U.S. Economic Normality
#1 Rising Income
New Normal #2 Oil Embargos and Competition
Began Wage Stagnation
New Normal #3 Financial Instability from
1999 Gramm–Leach–Bliley Act Increased Systemic Financial Risk once limited by the Glass-Steagall Great Depression Act. Initiated by Republicans it was signed by President Clinton.
Think financial industry expansion. See Five Bad Bush/Clinton Policies
2004 Uptick Short Rule of 1938 rescinded. Think stock market gambling.
2006 FASB requirement that housing assets be mark-to-market decreased financial system collateral. Action resulted from a 1991 Government Accountability Office investigation of the $160,000,000,000 savings and loan bailout. Think moral hazard.
Financial Crisis to
Great Recession to Recovery
Understanding Balance Sheet Recessions
infrequent, severe, and long-lasting. Understanding them is necessary when
judging society's efforts to manage The Great Recession. It is like understanding a doctor's attempt
to relieve a headache requires knowing the level of difficulty. Was it a
Migraine Headache? A balance sheet is
caused by high levels of private sector
debt. Assets must equal liabilities plus
equity. If assets values like housing collateral fall below their
associated debt, equity must make up the difference or insolvency results
and debt must be repaid. Think 1837, 1873, 1890 & 1929 See
Most Severe US Recessions.
What Led To The

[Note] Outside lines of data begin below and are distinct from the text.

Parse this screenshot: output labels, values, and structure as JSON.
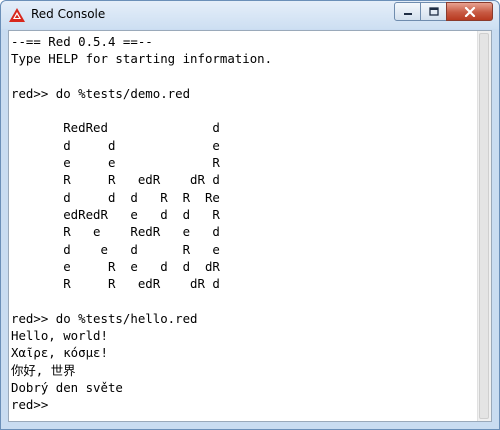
{
  "window": {
    "title": "Red Console",
    "icon": "red-logo-icon",
    "controls": {
      "minimize_icon": "minimize-icon",
      "maximize_icon": "maximize-icon",
      "close_icon": "close-icon"
    },
    "accent": "#c75a43"
  },
  "console": {
    "lines": [
      "--== Red 0.5.4 ==--",
      "Type HELP for starting information.",
      "",
      "red>> do %tests/demo.red",
      "",
      "       RedRed              d",
      "       d     d             e",
      "       e     e             R",
      "       R     R   edR    dR d",
      "       d     d  d   R  R  Re",
      "       edRedR   e   d  d   R",
      "       R   e    RedR   e   d",
      "       d    e   d      R   e",
      "       e     R  e   d  d  dR",
      "       R     R   edR    dR d",
      "",
      "red>> do %tests/hello.red",
      "Hello, world!",
      "Χαῖρε, κόσμε!",
      "你好, 世界",
      "Dobrý den světe",
      "red>>"
    ]
  }
}
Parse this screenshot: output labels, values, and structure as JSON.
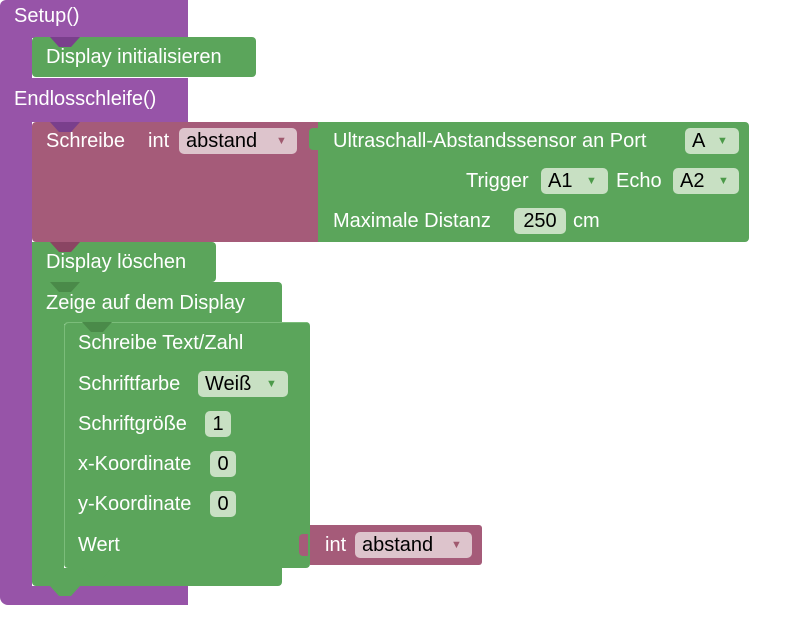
{
  "setup": {
    "label": "Setup()",
    "display_init": "Display initialisieren"
  },
  "loop": {
    "label": "Endlosschleife()",
    "assign": {
      "label": "Schreibe",
      "type": "int",
      "variable": "abstand"
    },
    "sensor": {
      "label": "Ultraschall-Abstandssensor an Port",
      "port": "A",
      "trigger_label": "Trigger",
      "trigger": "A1",
      "echo_label": "Echo",
      "echo": "A2",
      "max_label": "Maximale Distanz",
      "max_value": "250",
      "unit": "cm"
    },
    "display_clear": "Display löschen",
    "show": {
      "label": "Zeige auf dem Display",
      "write": {
        "label": "Schreibe Text/Zahl",
        "color_label": "Schriftfarbe",
        "color": "Weiß",
        "size_label": "Schriftgröße",
        "size": "1",
        "x_label": "x-Koordinate",
        "x": "0",
        "y_label": "y-Koordinate",
        "y": "0",
        "value_label": "Wert",
        "value_type": "int",
        "value_var": "abstand"
      }
    }
  },
  "dropdown_arrow": "▼",
  "colors": {
    "event_purple": "#9754a8",
    "action_green": "#5ba55b",
    "variable_magenta": "#a55b79"
  }
}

Great Recession Stages
The Shifts and the Shocks by Martin Wolf
1. Structured Investments Vehicles remove risk and create an unstable financial/credits system with extreme optimism then and panic in bad times. Think derivatives, securitization, credit default
swaps managed by banks and hedge funds with no skin in the game.
see Ireland Finally Sends 3 Bankers to Jail
2. Savings glut created as emerging countries lowered borrowing and increased trade surpluses after the 1997 Asian Debt Crisis made their foreign dollar dominate debt unsustainable. They expanded trade and kept personal consumption below economic growth. Less consumption and borrowing plus a trade surplus increased Dollar, Euro, and Yen reserves. Think China and Russia.
3. Aggregate demand stagnated as trade surplus countries didn't spend. Germany's 2005 economic renewal was saved and Japan's private sector saved much more after their 1990's credit bubble exploded. Adding to the demand shortage were companies who maintained profit by decreasing capital investment spending despite historically low interest rates. Globalization and technology also helped them maintain profit as wage increases were limited to most valuable employees. State and local governments, especially those with underfunded pension systems, also cut expenditures. Think Mercantilism.
4. Increased current account deficits by wealthy nations balanced world trade. Higher demand for foreign goods was made possible by massive central bank supported
loans. The FED's historic monetary expansion was made possible by
continued low inflation caused by expanded Flat World competition
and low oil prices. Innovative financing and lax financial regulation also fostered
expanded financial asset demand.
Think excess OPEC savings
financed the 1970's
Latin American Debt Crisis leading to Savings and Loan Crisis.